Required action
Repeat the records. Each line must match exactly.

(Records contained in a dataset)
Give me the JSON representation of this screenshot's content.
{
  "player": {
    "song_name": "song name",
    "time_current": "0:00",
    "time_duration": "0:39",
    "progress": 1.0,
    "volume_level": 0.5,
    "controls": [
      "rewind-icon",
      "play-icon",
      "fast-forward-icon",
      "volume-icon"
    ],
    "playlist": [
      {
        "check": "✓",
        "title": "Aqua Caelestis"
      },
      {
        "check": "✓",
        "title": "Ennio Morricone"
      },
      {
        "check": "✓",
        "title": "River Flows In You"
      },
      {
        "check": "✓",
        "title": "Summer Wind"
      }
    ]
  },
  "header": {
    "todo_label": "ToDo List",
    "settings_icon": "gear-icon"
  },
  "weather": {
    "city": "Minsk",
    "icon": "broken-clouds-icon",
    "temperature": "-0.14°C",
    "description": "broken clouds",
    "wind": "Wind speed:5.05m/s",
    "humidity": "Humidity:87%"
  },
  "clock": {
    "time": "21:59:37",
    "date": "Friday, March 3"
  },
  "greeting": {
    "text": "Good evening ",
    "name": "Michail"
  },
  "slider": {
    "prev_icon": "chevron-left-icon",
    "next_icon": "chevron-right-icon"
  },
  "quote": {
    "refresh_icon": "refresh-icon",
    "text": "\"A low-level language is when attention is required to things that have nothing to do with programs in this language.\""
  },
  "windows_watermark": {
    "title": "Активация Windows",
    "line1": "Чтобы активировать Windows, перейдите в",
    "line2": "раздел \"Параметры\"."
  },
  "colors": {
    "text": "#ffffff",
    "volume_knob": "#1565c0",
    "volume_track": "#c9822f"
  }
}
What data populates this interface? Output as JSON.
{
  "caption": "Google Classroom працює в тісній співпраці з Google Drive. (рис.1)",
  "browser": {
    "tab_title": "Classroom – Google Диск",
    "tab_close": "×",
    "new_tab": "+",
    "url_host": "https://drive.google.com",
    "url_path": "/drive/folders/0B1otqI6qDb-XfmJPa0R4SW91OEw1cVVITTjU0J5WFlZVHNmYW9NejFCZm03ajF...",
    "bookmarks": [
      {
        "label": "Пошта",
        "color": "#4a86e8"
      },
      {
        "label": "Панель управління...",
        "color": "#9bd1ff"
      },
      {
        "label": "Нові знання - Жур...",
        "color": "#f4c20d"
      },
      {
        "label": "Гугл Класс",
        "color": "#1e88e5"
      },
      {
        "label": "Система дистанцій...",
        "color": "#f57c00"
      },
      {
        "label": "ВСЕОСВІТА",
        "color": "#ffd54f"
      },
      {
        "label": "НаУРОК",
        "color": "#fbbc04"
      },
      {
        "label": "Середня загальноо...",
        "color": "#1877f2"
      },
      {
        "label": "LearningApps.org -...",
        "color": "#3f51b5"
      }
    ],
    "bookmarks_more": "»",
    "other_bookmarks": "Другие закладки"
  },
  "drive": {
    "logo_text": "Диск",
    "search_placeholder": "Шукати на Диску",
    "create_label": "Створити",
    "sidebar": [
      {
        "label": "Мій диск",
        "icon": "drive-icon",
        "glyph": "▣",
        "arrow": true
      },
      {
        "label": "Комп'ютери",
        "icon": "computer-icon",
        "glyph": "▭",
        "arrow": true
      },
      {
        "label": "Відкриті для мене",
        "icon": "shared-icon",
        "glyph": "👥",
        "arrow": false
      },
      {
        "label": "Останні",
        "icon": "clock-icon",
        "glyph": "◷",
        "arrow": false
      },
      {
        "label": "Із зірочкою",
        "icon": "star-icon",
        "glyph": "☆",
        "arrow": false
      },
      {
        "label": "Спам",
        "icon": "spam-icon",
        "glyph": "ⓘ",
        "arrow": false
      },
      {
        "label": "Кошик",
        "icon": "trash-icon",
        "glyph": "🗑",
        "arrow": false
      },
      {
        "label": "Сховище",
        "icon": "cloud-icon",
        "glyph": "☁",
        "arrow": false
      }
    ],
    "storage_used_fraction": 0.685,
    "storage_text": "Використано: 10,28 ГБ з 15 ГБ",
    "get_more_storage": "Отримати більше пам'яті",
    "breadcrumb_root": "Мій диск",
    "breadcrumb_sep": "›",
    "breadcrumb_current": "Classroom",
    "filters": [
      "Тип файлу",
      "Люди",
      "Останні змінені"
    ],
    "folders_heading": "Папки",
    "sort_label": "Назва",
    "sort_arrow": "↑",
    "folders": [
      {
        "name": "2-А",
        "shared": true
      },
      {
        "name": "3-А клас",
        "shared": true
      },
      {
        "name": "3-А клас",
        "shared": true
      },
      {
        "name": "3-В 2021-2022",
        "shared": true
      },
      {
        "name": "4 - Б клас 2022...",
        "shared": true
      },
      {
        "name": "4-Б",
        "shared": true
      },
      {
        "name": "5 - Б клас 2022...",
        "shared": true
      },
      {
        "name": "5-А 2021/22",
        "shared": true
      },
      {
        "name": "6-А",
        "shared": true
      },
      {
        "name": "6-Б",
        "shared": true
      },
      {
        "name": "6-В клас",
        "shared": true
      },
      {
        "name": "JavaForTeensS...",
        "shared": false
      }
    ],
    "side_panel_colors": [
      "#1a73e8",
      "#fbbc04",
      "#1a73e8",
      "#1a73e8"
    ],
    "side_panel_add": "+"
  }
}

Answer space
Give me the JSON representation of this screenshot's content.
{
  "player": {
    "song_name": "song name",
    "time_current": "0:00",
    "time_duration": "0:39",
    "progress": 1.0,
    "volume_level": 0.5,
    "controls": [
      "rewind-icon",
      "play-icon",
      "fast-forward-icon",
      "volume-icon"
    ],
    "playlist": [
      {
        "check": "✓",
        "title": "Aqua Caelestis"
      },
      {
        "check": "✓",
        "title": "Ennio Morricone"
      },
      {
        "check": "✓",
        "title": "River Flows In You"
      },
      {
        "check": "✓",
        "title": "Summer Wind"
      }
    ]
  },
  "header": {
    "todo_label": "ToDo List",
    "settings_icon": "gear-icon"
  },
  "weather": {
    "city": "Minsk",
    "icon": "broken-clouds-icon",
    "temperature": "-0.14°C",
    "description": "broken clouds",
    "wind": "Wind speed:5.05m/s",
    "humidity": "Humidity:87%"
  },
  "clock": {
    "time": "21:59:37",
    "date": "Friday, March 3"
  },
  "greeting": {
    "text": "Good evening ",
    "name": "Michail"
  },
  "slider": {
    "prev_icon": "chevron-left-icon",
    "next_icon": "chevron-right-icon"
  },
  "quote": {
    "refresh_icon": "refresh-icon",
    "text": "\"A low-level language is when attention is required to things that have nothing to do with programs in this language.\""
  },
  "windows_watermark": {
    "title": "Активация Windows",
    "line1": "Чтобы активировать Windows, перейдите в",
    "line2": "раздел \"Параметры\"."
  },
  "colors": {
    "text": "#ffffff",
    "volume_knob": "#1565c0",
    "volume_track": "#c9822f"
  }
}
What data populates this interface? Output as JSON.
{
  "caption": "Google Classroom працює в тісній співпраці з Google Drive. (рис.1)",
  "browser": {
    "tab_title": "Classroom – Google Диск",
    "tab_close": "×",
    "new_tab": "+",
    "url_host": "https://drive.google.com",
    "url_path": "/drive/folders/0B1otqI6qDb-XfmJPa0R4SW91OEw1cVVITTjU0J5WFlZVHNmYW9NejFCZm03ajF...",
    "bookmarks": [
      {
        "label": "Пошта",
        "color": "#4a86e8"
      },
      {
        "label": "Панель управління...",
        "color": "#9bd1ff"
      },
      {
        "label": "Нові знання - Жур...",
        "color": "#f4c20d"
      },
      {
        "label": "Гугл Класс",
        "color": "#1e88e5"
      },
      {
        "label": "Система дистанцій...",
        "color": "#f57c00"
      },
      {
        "label": "ВСЕОСВІТА",
        "color": "#ffd54f"
      },
      {
        "label": "НаУРОК",
        "color": "#fbbc04"
      },
      {
        "label": "Середня загальноо...",
        "color": "#1877f2"
      },
      {
        "label": "LearningApps.org -...",
        "color": "#3f51b5"
      }
    ],
    "bookmarks_more": "»",
    "other_bookmarks": "Другие закладки"
  },
  "drive": {
    "logo_text": "Диск",
    "search_placeholder": "Шукати на Диску",
    "create_label": "Створити",
    "sidebar": [
      {
        "label": "Мій диск",
        "icon": "drive-icon",
        "glyph": "▣",
        "arrow": true
      },
      {
        "label": "Комп'ютери",
        "icon": "computer-icon",
        "glyph": "▭",
        "arrow": true
      },
      {
        "label": "Відкриті для мене",
        "icon": "shared-icon",
        "glyph": "👥",
        "arrow": false
      },
      {
        "label": "Останні",
        "icon": "clock-icon",
        "glyph": "◷",
        "arrow": false
      },
      {
        "label": "Із зірочкою",
        "icon": "star-icon",
        "glyph": "☆",
        "arrow": false
      },
      {
        "label": "Спам",
        "icon": "spam-icon",
        "glyph": "ⓘ",
        "arrow": false
      },
      {
        "label": "Кошик",
        "icon": "trash-icon",
        "glyph": "🗑",
        "arrow": false
      },
      {
        "label": "Сховище",
        "icon": "cloud-icon",
        "glyph": "☁",
        "arrow": false
      }
    ],
    "storage_used_fraction": 0.685,
    "storage_text": "Використано: 10,28 ГБ з 15 ГБ",
    "get_more_storage": "Отримати більше пам'яті",
    "breadcrumb_root": "Мій диск",
    "breadcrumb_sep": "›",
    "breadcrumb_current": "Classroom",
    "filters": [
      "Тип файлу",
      "Люди",
      "Останні змінені"
    ],
    "folders_heading": "Папки",
    "sort_label": "Назва",
    "sort_arrow": "↑",
    "folders": [
      {
        "name": "2-А",
        "shared": true
      },
      {
        "name": "3-А клас",
        "shared": true
      },
      {
        "name": "3-А клас",
        "shared": true
      },
      {
        "name": "3-В 2021-2022",
        "shared": true
      },
      {
        "name": "4 - Б клас 2022...",
        "shared": true
      },
      {
        "name": "4-Б",
        "shared": true
      },
      {
        "name": "5 - Б клас 2022...",
        "shared": true
      },
      {
        "name": "5-А 2021/22",
        "shared": true
      },
      {
        "name": "6-А",
        "shared": true
      },
      {
        "name": "6-Б",
        "shared": true
      },
      {
        "name": "6-В клас",
        "shared": true
      },
      {
        "name": "JavaForTeensS...",
        "shared": false
      }
    ],
    "side_panel_colors": [
      "#1a73e8",
      "#fbbc04",
      "#1a73e8",
      "#1a73e8"
    ],
    "side_panel_add": "+"
  }
}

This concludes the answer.